61Overview of the Complaint Process, cont’d Title 22, Pt. 21, Ch. 470, Administrative Procedure, of the TAC470.8, Informal Disposition of Complaints:An informal disposition may be made of any complaint by stipulation, agreed settlement, consent order, default, or dismissal in accordance with Tex. Gov’t Code Ann. §I.S.C. Panel made up of three Board members, the E.D., G.C. Enforcement Manager, and InvestigatorComplainant and licensee may present evidence and witnesses, separately from one another, at the I.S.C.470.12, Contested Cases Referred to the State Office of Administrative Hearings:In the event a complaint is not disposed of informally, the complaint is referred to the State Office of Administrative Hearings per Board rule

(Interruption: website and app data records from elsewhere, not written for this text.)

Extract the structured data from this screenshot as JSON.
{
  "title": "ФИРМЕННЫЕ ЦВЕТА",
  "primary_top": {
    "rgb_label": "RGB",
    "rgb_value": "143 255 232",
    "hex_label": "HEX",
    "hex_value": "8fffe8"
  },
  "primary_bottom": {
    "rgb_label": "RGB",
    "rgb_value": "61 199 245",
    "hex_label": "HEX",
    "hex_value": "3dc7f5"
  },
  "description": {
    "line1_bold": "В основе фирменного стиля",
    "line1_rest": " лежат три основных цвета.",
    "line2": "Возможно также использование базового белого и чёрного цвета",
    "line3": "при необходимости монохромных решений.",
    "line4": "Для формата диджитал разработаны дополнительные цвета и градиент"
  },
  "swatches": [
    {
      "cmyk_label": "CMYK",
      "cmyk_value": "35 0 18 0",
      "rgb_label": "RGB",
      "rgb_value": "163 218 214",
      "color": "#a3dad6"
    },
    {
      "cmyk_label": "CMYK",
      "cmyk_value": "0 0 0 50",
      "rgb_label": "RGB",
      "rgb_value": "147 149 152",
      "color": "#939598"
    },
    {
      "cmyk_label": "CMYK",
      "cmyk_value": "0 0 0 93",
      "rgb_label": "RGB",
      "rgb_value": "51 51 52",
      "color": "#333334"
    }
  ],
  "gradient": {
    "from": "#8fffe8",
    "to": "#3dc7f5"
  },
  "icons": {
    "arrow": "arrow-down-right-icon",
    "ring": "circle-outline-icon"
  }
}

62Overview of the Complaint Process, cont’d Summary of Complaint Process:Complaint received by the BoardInvestigator reviews to determine whether a violation has been stated on face of complaintIf not, complaint is referred to SDM and ultimately full Board for dismissalIf so, complaint is sent to InvestigationsLicensee is sent NOV and investigation ensuesIf no P.C. found, complaint is referred to SDM and ultimately full Board for dismissalIf P.C. found, licensee is either sent a proposed agreed order or invited to I.S.C.Informal Settlement ConferenceIf panel recommends sanction, proposed agreed order sentIf panel recommends dismissal, complaint is referred to full Board for dismissalInformal vs. Formal Disposition of ComplaintsComplaints resolved informally following ISC are referred to full Board for final dispositionContested complaints are referred to SOAH for a contested hearingFull Board disposes of complaints resolved informally or following a contested hearing at SOAHAppeal of Board’s decision in contested case through the state court system

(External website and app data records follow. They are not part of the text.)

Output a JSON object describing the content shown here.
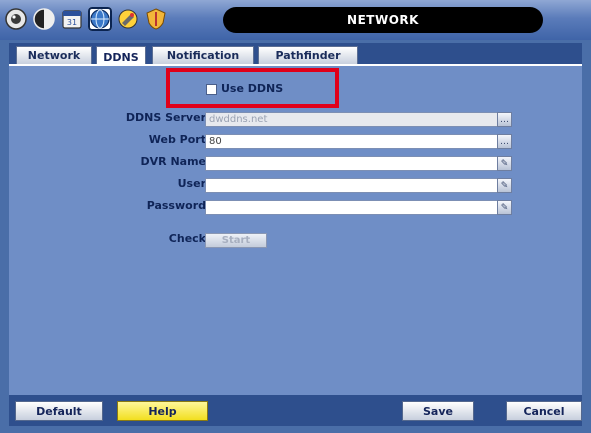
{
  "window": {
    "title": "NETWORK"
  },
  "toolbar": {
    "icons": [
      "camera-icon",
      "display-icon",
      "calendar-icon",
      "network-icon",
      "tools-icon",
      "shield-icon"
    ]
  },
  "tabs": [
    {
      "label": "Network"
    },
    {
      "label": "DDNS",
      "active": true
    },
    {
      "label": "Notification"
    },
    {
      "label": "Pathfinder"
    }
  ],
  "form": {
    "use_ddns_label": "Use DDNS",
    "use_ddns_checked": false,
    "ddns_server": {
      "label": "DDNS Server",
      "value": "dwddns.net"
    },
    "web_port": {
      "label": "Web Port",
      "value": "80"
    },
    "dvr_name": {
      "label": "DVR Name",
      "value": ""
    },
    "user": {
      "label": "User",
      "value": ""
    },
    "password": {
      "label": "Password",
      "value": ""
    },
    "check": {
      "label": "Check",
      "button": "Start"
    }
  },
  "buttons": {
    "default": "Default",
    "help": "Help",
    "save": "Save",
    "cancel": "Cancel"
  },
  "colors": {
    "frame": "#4a6ea8",
    "panel": "#6f8ec6",
    "highlight": "#e0001a",
    "help_button": "#f2df1f"
  }
}
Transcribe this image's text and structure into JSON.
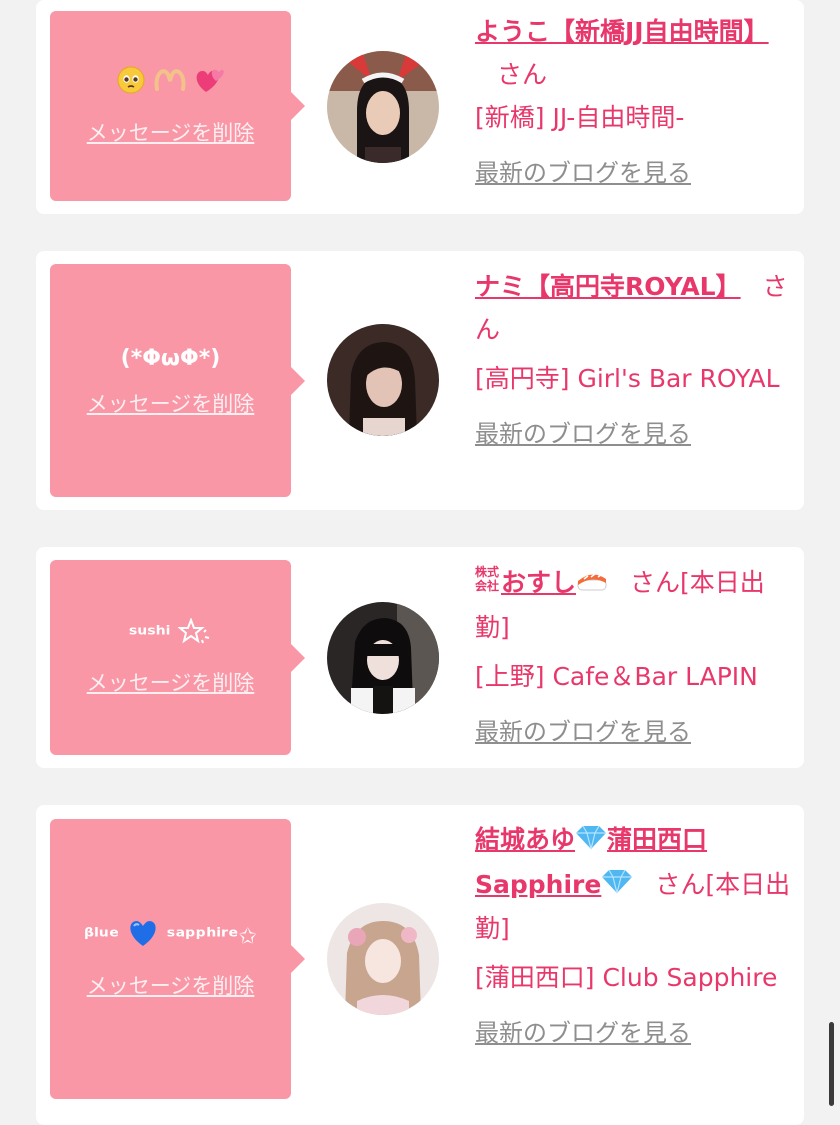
{
  "messages": [
    {
      "message": "",
      "message_icons": [
        "pleading-face-icon",
        "heart-hands-icon",
        "two-hearts-icon"
      ],
      "delete_label": "メッセージを削除",
      "name": "ようこ【新橋JJ自由時間】",
      "honorific": "さん",
      "shop": "[新橋] JJ-自由時間-",
      "blog_link": "最新のブログを見る"
    },
    {
      "message": "(*ΦωΦ*)",
      "delete_label": "メッセージを削除",
      "name": "ナミ【高円寺ROYAL】",
      "honorific": "さん",
      "shop": "[高円寺] Girl's Bar ROYAL",
      "blog_link": "最新のブログを見る"
    },
    {
      "message": "ˢᵘˢʰⁱ",
      "message_icons": [
        "sparkle-star-icon"
      ],
      "delete_label": "メッセージを削除",
      "name": "おすし",
      "name_prefix_icon": "kabushiki-gaisha-icon",
      "name_suffix_icon": "sushi-icon",
      "honorific": "さん[本日出勤]",
      "shop": "[上野] Cafe＆Bar LAPIN",
      "blog_link": "最新のブログを見る"
    },
    {
      "message": "ᵝˡᵘᵉ",
      "message_end": "ˢᵃᵖᵖʰⁱʳᵉ✩",
      "message_icons": [
        "blue-heart-icon"
      ],
      "delete_label": "メッセージを削除",
      "name": "結城あゆ",
      "name_mid": "蒲田西口Sapphire",
      "name_icons": [
        "gem-icon",
        "gem-icon"
      ],
      "honorific": "さん[本日出勤]",
      "shop": "[蒲田西口] Club Sapphire",
      "blog_link": "最新のブログを見る"
    }
  ],
  "colors": {
    "accent": "#e8386b",
    "bubble": "#f997a6",
    "background": "#f2f2f2",
    "link_gray": "#8e8e8e"
  }
}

63Overview of the Complaint Process, cont’d Types of disciplinary action taken by the Board:RevocationSuspensionProbated Suspension(either in whole or in part)ReprimandAdministrative PenaltyBoard may also impose other reasonable terms and conditions upon a licensee who receives a sanction.§ of the Act, Competency RequirementsBoard may require, upon reasonable belief, a licensee to submit to a physical or mental exam to determine their fitness to practice.Failure to abide by a Board directive to submit to the examination would constitute a violation of Board rules and (c).
64Overview of the Complaint Process, cont’d The Board’s website contains a general discussion of the complaint process at: